◆ ASSIGNMENT:
Your reply should be a single number, the count of lines in the records that contain the string "аккредитацию".

◆ Interface dataset entries:
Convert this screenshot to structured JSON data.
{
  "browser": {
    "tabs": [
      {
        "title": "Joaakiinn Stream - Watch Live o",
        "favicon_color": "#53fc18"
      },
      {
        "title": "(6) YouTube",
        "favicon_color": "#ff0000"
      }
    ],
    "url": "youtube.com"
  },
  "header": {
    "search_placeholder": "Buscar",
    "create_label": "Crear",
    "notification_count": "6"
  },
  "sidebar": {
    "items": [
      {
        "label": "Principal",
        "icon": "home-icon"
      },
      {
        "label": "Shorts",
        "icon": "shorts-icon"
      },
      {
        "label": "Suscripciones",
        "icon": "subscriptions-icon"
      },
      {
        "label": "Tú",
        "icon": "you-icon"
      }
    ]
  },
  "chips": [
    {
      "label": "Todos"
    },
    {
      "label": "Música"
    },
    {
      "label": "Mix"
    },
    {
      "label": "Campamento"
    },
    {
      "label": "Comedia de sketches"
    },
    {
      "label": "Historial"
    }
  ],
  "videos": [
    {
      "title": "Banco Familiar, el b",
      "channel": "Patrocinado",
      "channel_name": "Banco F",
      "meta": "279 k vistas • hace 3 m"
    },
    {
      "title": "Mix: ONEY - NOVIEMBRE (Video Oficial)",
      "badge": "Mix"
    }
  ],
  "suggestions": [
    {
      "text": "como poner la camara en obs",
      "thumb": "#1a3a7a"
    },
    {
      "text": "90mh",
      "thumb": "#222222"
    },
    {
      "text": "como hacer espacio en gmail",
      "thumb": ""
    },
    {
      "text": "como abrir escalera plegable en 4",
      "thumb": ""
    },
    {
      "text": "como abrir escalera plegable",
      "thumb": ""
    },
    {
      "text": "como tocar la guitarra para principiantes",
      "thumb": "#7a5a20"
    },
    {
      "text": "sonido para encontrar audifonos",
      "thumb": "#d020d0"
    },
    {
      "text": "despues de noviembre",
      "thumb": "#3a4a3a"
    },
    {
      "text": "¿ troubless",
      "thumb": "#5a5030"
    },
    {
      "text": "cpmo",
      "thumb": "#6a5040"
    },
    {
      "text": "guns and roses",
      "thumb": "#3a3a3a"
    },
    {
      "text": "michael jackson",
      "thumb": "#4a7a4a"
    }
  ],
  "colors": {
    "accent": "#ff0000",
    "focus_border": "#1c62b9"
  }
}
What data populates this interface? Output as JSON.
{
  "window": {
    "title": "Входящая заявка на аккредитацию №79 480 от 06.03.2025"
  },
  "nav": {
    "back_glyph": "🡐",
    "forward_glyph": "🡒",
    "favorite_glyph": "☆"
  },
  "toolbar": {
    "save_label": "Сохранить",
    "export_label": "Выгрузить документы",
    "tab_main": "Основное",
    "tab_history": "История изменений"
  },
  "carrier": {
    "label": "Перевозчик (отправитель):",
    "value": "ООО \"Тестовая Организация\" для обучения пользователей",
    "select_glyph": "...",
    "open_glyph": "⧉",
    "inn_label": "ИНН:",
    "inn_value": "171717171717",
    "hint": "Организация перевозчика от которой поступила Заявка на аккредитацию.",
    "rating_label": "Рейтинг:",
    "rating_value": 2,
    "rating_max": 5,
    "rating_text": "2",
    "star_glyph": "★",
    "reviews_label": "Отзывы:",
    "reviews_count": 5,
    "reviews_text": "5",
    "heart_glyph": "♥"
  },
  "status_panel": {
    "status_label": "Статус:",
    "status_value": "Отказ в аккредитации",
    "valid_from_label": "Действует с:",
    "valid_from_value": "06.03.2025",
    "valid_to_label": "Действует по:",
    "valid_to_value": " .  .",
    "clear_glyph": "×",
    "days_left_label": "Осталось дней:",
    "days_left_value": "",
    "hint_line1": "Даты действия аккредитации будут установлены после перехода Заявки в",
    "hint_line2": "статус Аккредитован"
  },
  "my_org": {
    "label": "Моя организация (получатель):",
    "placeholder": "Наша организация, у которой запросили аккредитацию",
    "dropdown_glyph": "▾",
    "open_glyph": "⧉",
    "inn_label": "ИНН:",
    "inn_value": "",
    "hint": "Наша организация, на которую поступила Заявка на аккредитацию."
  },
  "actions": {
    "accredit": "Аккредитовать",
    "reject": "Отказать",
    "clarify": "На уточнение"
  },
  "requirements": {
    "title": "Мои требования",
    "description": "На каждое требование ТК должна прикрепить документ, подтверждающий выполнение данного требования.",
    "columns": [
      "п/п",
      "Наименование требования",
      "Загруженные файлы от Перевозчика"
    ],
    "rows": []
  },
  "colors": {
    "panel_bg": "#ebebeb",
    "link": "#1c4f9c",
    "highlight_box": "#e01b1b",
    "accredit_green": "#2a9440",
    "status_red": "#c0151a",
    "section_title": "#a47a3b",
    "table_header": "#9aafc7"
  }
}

◆ TASK ANSWER:
4